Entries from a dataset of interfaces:
——————

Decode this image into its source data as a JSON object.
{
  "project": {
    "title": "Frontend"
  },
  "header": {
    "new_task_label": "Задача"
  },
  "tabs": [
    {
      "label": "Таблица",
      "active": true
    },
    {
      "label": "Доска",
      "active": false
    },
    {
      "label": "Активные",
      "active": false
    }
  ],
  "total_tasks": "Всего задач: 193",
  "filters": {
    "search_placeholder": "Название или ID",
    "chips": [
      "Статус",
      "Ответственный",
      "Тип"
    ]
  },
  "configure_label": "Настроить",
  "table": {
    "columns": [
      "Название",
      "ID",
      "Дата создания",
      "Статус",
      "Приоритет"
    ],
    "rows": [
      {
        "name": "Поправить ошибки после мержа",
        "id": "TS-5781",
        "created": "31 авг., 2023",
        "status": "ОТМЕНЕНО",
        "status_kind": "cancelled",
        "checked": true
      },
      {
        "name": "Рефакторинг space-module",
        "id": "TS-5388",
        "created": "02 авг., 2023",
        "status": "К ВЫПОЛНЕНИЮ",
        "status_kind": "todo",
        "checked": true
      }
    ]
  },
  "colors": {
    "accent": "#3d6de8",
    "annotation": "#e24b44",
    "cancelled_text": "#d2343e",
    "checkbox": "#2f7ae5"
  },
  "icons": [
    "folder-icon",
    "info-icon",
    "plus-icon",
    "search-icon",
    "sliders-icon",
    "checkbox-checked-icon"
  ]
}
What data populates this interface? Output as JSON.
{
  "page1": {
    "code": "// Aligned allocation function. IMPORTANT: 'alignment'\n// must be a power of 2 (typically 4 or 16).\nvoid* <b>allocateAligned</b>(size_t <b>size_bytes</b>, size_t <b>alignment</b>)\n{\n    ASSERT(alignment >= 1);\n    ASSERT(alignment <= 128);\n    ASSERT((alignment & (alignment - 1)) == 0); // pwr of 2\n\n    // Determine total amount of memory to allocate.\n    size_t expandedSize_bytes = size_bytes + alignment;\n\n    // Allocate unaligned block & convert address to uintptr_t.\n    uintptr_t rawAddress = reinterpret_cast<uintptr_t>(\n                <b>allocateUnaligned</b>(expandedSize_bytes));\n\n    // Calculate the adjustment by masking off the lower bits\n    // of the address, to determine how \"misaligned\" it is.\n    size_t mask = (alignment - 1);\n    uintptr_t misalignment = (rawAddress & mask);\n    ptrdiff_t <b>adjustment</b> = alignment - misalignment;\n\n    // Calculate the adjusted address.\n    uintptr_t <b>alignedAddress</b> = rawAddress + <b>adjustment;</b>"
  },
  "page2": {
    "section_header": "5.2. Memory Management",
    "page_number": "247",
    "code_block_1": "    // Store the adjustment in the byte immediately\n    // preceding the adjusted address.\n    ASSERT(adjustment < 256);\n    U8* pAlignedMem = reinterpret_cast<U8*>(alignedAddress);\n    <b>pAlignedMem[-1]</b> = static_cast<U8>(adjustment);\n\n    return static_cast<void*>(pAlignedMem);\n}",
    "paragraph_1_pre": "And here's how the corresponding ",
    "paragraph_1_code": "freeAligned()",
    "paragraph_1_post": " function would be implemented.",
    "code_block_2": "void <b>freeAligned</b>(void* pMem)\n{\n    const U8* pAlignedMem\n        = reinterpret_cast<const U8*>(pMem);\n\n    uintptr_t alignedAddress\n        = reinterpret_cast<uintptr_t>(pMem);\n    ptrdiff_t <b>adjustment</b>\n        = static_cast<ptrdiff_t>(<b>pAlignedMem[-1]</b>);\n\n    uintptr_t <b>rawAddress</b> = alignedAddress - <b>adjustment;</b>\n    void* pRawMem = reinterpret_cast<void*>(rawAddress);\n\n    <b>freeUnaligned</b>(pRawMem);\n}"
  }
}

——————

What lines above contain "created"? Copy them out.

        "created": "31 авг., 2023",
        "created": "02 авг., 2023",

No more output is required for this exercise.